Uvaldo Pino was a neighbourhood barber in Cerro, one of the poorer and more overcrowded districts of Cuba's capital, Havana.
In late December, the 46-year-old fell sick with vomiting and diarrhoea and died in hospital on 6 January.
The barber's family say he had two separate tests and both came back positive - for cholera.
"We don't know how he was infected," his sister, Yanisey Pino, told the BBC at the family's home, a few blocks from the capital's Revolution Square.
"He was treated, he had all the medicine, but his organs didn't respond.
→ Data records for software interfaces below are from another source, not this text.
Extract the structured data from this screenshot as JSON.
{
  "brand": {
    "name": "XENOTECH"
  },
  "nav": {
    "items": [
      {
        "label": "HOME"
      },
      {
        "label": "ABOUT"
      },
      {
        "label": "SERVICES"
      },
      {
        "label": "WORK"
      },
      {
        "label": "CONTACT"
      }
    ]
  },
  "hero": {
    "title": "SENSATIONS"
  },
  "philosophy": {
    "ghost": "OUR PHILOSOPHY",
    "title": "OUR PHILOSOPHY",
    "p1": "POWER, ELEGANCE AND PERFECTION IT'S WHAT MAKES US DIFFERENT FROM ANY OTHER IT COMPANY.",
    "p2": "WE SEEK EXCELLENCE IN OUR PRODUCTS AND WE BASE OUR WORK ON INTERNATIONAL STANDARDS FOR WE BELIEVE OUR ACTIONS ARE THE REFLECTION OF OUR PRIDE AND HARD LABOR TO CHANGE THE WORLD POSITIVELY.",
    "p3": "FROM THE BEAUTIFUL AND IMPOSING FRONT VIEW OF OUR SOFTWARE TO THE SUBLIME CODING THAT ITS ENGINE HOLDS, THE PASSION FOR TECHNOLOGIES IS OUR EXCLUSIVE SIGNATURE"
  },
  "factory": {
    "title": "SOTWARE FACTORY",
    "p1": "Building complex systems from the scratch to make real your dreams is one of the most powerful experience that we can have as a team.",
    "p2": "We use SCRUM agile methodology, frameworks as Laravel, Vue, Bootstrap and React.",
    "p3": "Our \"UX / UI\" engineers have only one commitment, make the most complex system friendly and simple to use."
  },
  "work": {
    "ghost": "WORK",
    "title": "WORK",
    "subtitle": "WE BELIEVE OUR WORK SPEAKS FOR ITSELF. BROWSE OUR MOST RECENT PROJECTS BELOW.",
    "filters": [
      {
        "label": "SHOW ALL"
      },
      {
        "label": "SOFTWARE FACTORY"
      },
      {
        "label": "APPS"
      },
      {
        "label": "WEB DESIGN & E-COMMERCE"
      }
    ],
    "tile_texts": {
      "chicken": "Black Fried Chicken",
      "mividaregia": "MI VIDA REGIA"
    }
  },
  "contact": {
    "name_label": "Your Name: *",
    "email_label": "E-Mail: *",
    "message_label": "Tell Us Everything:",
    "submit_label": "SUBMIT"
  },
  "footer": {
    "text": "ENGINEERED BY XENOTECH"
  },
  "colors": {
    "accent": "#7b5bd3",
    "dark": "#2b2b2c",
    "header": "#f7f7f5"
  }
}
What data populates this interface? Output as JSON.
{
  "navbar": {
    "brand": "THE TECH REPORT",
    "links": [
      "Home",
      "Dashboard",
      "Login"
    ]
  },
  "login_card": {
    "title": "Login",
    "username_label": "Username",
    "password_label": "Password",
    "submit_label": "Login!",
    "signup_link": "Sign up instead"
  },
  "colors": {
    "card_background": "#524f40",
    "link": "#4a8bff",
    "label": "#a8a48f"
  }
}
It was too late."
Yanisey added that her brother was a heavy drinker and had checked himself out of hospital the first time he was admitted.
A week after Uvaldo's death, Cuba's health ministry has not yet made any public pronouncement. But there are increasing signs that the barber's case is not an isolated one.
'Dozens' of admissions
Doctors are now making door-to-door enquiries in Havana and anyone displaying possible cholera symptoms is being tested. Suspected cases are being sent to the Tropical Medicine Institute, the IPK.
"All our wards are dealing with this issue - they are almost full," an IPK employee told the BBC by telephone, before saying she was not authorised to comment further.
Another staff member, contacted later and also not authorised to speak to the media, said the IPK did not have any confirmed cases of cholera at this point.
But Yanisey Pino says her brother was diagnosed with cholera both by his local hospital and the IPK.
The day Uvaldo died, health workers visited the family where they live - in several cramped houses around a small yard. Relatives and neighbours were issued antibiotics as a precaution.
The area has been disinfected and water samples were taken for testing. Meanwhile, nearby bars and cafeterias have been closed or instructed not to sell food or drink that is not pre-packed.
Elsewhere in the neighbourhood, there are similar scenes.
One resident, Yudermis, fell sick just before the New Year, along with four other relatives including her seven-year-old son. The family assumed they had food poisoning but Yudermis says her cousin then tested positive for cholera at their local clinic.
"The health workers then came here asking questions, like if we had diarrhoea," she explains inside their rundown family home as her son, now fully recovered, plays nearby.
"They sent us all to hospital by ambulance and the tests came back positive.
"There were a lot of people at the IPK," Yudermis adds, describing dozens of admissions while she was being treated, and not all from her own district of Cerro.
"I was in a bad way. It was frightening. But we're fine now."